**Aim of the task**
I need each line of the entries below that includes the string "name".

**Records shown**

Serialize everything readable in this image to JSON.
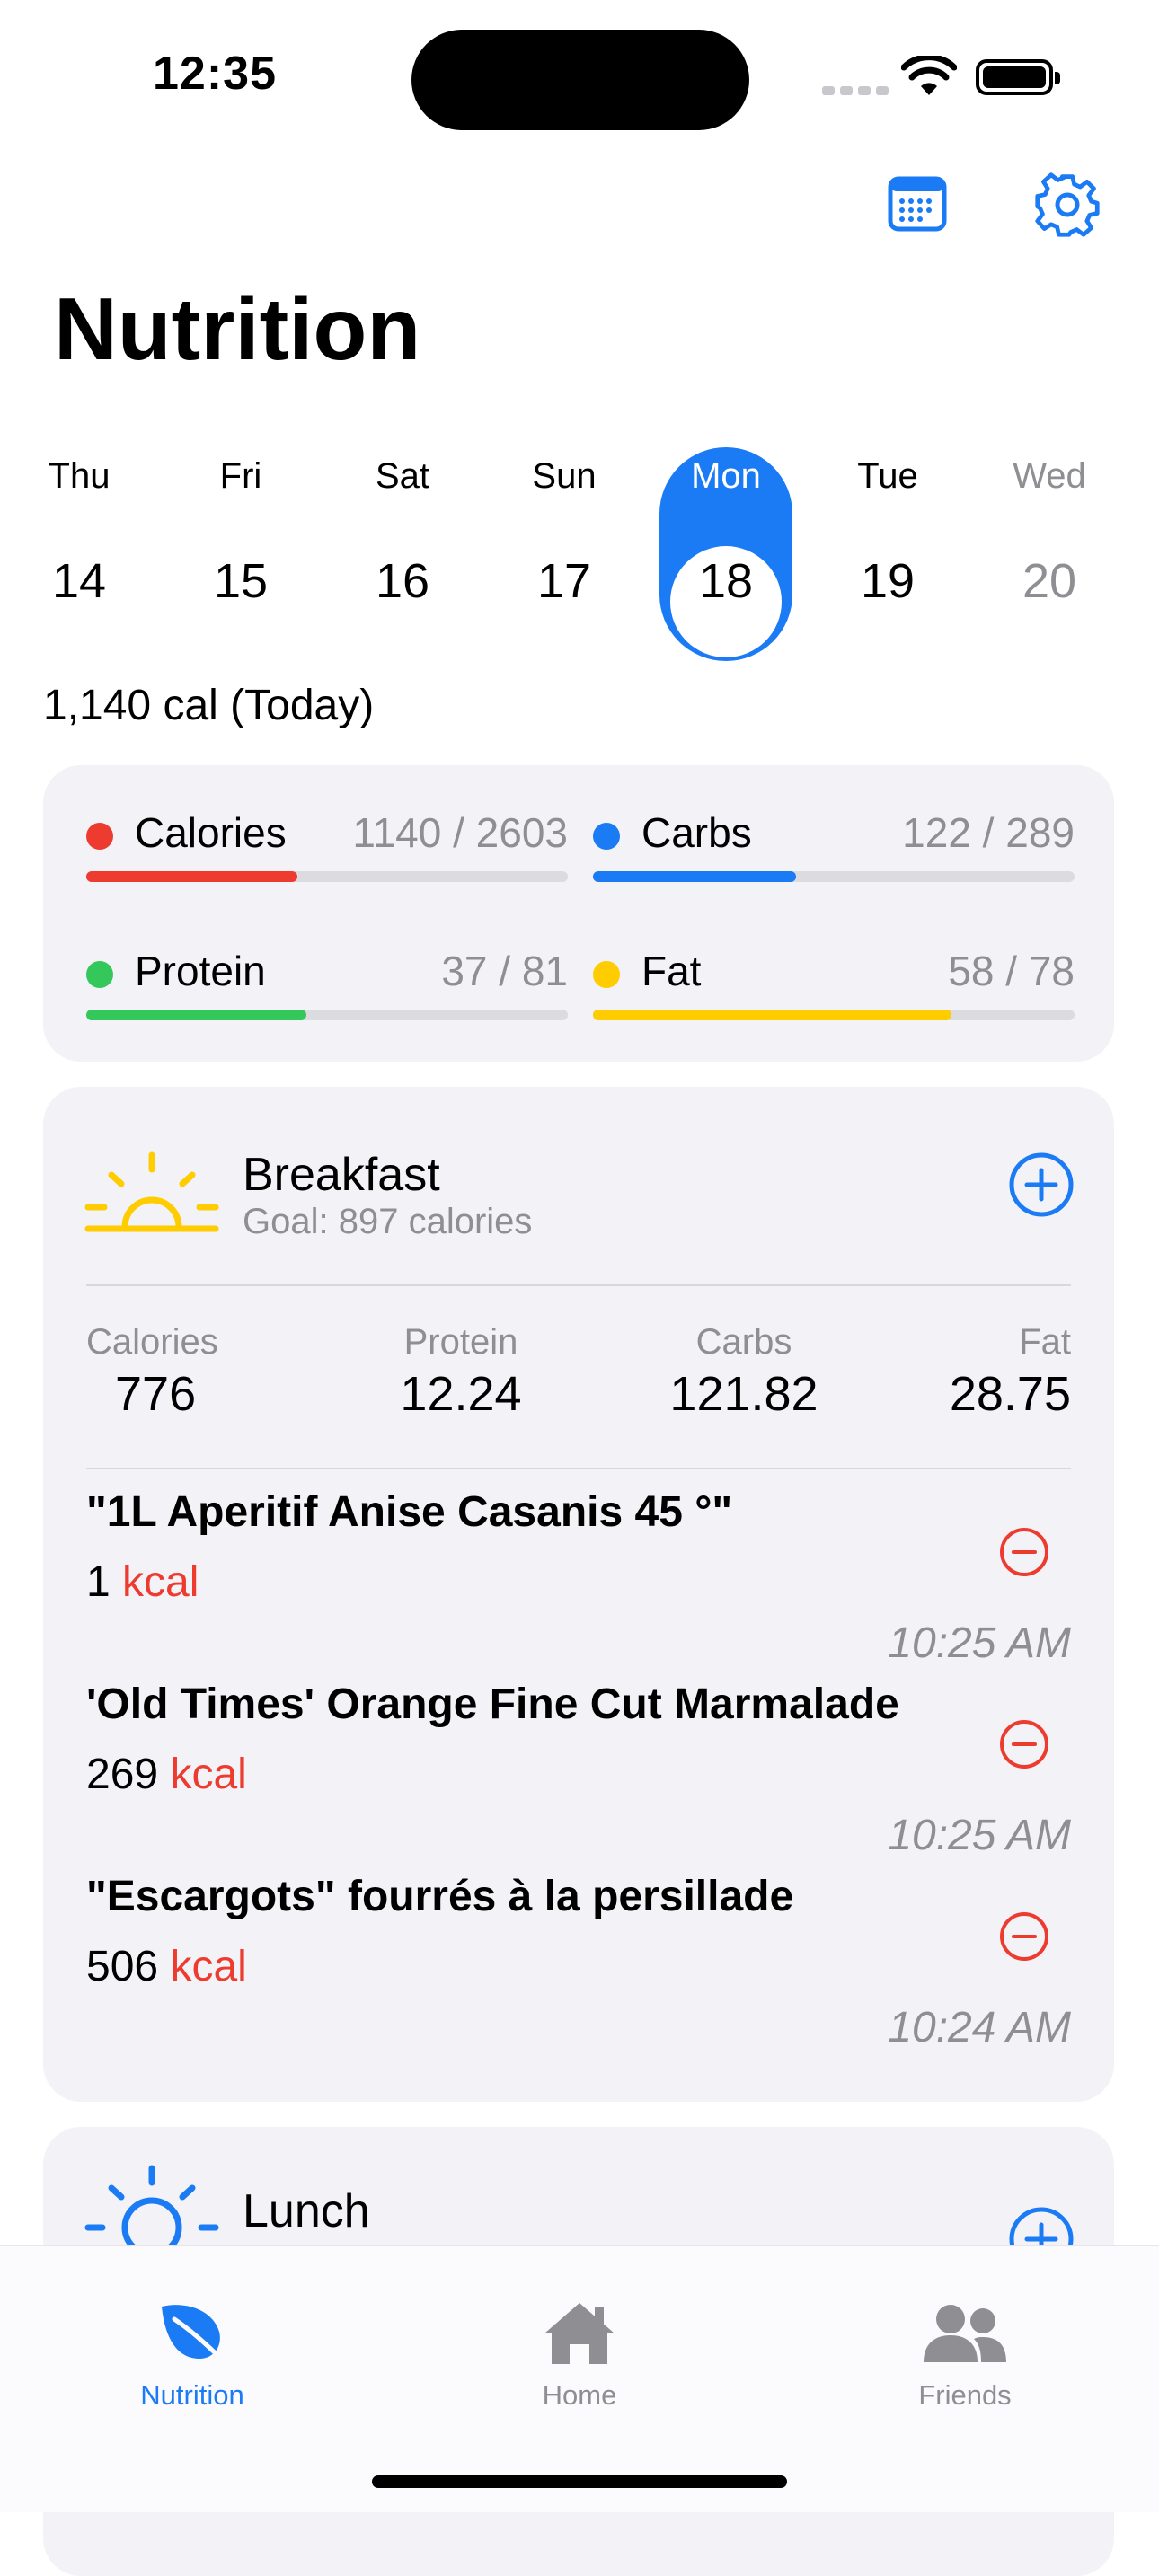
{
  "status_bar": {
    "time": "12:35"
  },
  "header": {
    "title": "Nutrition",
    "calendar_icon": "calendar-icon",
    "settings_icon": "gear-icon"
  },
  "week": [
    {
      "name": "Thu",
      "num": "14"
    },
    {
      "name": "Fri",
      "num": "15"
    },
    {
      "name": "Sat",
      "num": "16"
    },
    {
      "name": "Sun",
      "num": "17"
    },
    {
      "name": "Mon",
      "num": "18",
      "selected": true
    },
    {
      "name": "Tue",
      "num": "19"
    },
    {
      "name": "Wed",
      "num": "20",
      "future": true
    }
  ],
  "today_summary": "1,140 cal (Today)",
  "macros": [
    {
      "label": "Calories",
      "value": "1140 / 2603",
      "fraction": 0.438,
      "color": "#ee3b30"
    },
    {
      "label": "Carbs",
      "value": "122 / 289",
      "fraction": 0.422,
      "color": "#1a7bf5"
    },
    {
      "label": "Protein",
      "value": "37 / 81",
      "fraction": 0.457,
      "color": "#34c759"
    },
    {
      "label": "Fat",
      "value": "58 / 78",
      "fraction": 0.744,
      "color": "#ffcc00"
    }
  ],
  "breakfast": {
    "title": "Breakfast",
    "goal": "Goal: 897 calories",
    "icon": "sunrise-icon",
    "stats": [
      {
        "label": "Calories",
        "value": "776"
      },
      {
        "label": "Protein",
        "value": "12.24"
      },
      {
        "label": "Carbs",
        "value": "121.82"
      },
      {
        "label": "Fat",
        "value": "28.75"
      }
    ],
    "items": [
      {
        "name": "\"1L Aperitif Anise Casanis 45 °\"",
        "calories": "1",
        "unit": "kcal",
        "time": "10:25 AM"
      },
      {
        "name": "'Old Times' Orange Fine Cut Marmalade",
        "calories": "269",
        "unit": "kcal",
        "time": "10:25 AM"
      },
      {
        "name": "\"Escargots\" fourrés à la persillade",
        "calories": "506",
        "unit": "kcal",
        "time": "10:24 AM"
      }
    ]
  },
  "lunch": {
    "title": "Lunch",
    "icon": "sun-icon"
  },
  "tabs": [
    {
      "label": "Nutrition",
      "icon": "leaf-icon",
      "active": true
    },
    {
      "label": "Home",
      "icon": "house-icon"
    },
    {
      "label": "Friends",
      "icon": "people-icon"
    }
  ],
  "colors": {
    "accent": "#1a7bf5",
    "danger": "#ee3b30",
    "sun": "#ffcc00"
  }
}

**Reply to the exercise**
      "name": "Thu",
      "name": "Fri",
      "name": "Sat",
      "name": "Sun",
      "name": "Mon",
      "name": "Tue",
      "name": "Wed",
        "name": "\"1L Aperitif Anise Casanis 45 °\"",
        "name": "'Old Times' Orange Fine Cut Marmalade",
        "name": "\"Escargots\" fourrés à la persillade",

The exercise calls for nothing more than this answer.